[[ DATA SHOWN open ]]

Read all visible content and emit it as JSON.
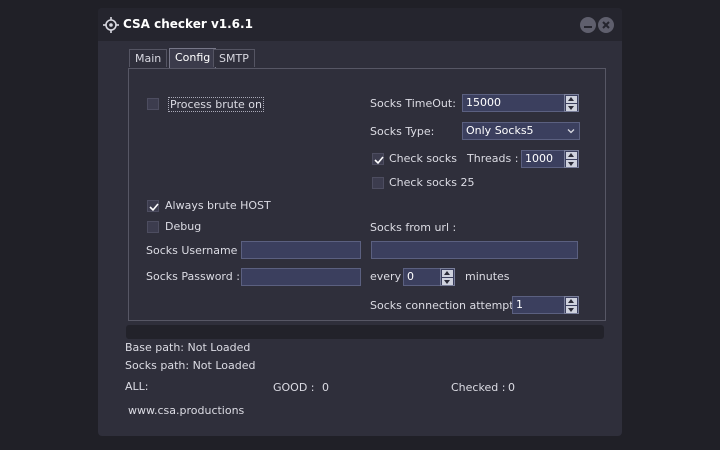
{
  "window": {
    "title": "CSA checker v1.6.1"
  },
  "tabs": [
    {
      "label": "Main",
      "active": false
    },
    {
      "label": "Config",
      "active": true
    },
    {
      "label": "SMTP",
      "active": false
    }
  ],
  "config": {
    "process_brute": {
      "label": "Process brute on",
      "checked": false
    },
    "always_brute_host": {
      "label": "Always brute HOST",
      "checked": true
    },
    "debug": {
      "label": "Debug",
      "checked": false
    },
    "socks_username": {
      "label": "Socks Username :",
      "value": ""
    },
    "socks_password": {
      "label": "Socks Password :",
      "value": ""
    },
    "socks_timeout": {
      "label": "Socks TimeOut:",
      "value": "15000"
    },
    "socks_type": {
      "label": "Socks Type:",
      "value": "Only Socks5"
    },
    "check_socks": {
      "label": "Check socks",
      "checked": true
    },
    "threads": {
      "label": "Threads :",
      "value": "1000"
    },
    "check_socks_25": {
      "label": "Check socks 25",
      "checked": false
    },
    "socks_from_url": {
      "label": "Socks from url :",
      "value": ""
    },
    "every": {
      "label": "every",
      "value": "0",
      "unit": "minutes"
    },
    "connection_attempts": {
      "label": "Socks connection attempts :",
      "value": "1"
    }
  },
  "progress": {
    "value": 0
  },
  "status": {
    "base_path": "Base path: Not Loaded",
    "socks_path": "Socks path: Not Loaded",
    "all_label": "ALL:",
    "good_label": "GOOD :",
    "good_value": "0",
    "checked_label": "Checked :",
    "checked_value": "0",
    "website": "www.csa.productions"
  },
  "colors": {
    "background": "#202027",
    "window": "#2f2f3b",
    "titlebar": "#25252e",
    "input": "#3b3f5e",
    "accent": "#5a6fd0"
  },
  "icons": {
    "app": "crosshair-icon",
    "minimize": "minimize-icon",
    "close": "close-icon",
    "check": "checkmark-icon",
    "dropdown": "chevron-down-icon"
  }
}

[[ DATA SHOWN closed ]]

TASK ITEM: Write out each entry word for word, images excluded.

SOLUTION:
Read all visible content and emit it as JSON.
{
  "window": {
    "title": "CSA checker v1.6.1"
  },
  "tabs": [
    {
      "label": "Main",
      "active": false
    },
    {
      "label": "Config",
      "active": true
    },
    {
      "label": "SMTP",
      "active": false
    }
  ],
  "config": {
    "process_brute": {
      "label": "Process brute on",
      "checked": false
    },
    "always_brute_host": {
      "label": "Always brute HOST",
      "checked": true
    },
    "debug": {
      "label": "Debug",
      "checked": false
    },
    "socks_username": {
      "label": "Socks Username :",
      "value": ""
    },
    "socks_password": {
      "label": "Socks Password :",
      "value": ""
    },
    "socks_timeout": {
      "label": "Socks TimeOut:",
      "value": "15000"
    },
    "socks_type": {
      "label": "Socks Type:",
      "value": "Only Socks5"
    },
    "check_socks": {
      "label": "Check socks",
      "checked": true
    },
    "threads": {
      "label": "Threads :",
      "value": "1000"
    },
    "check_socks_25": {
      "label": "Check socks 25",
      "checked": false
    },
    "socks_from_url": {
      "label": "Socks from url :",
      "value": ""
    },
    "every": {
      "label": "every",
      "value": "0",
      "unit": "minutes"
    },
    "connection_attempts": {
      "label": "Socks connection attempts :",
      "value": "1"
    }
  },
  "progress": {
    "value": 0
  },
  "status": {
    "base_path": "Base path: Not Loaded",
    "socks_path": "Socks path: Not Loaded",
    "all_label": "ALL:",
    "good_label": "GOOD :",
    "good_value": "0",
    "checked_label": "Checked :",
    "checked_value": "0",
    "website": "www.csa.productions"
  },
  "colors": {
    "background": "#202027",
    "window": "#2f2f3b",
    "titlebar": "#25252e",
    "input": "#3b3f5e",
    "accent": "#5a6fd0"
  },
  "icons": {
    "app": "crosshair-icon",
    "minimize": "minimize-icon",
    "close": "close-icon",
    "check": "checkmark-icon",
    "dropdown": "chevron-down-icon"
  }
}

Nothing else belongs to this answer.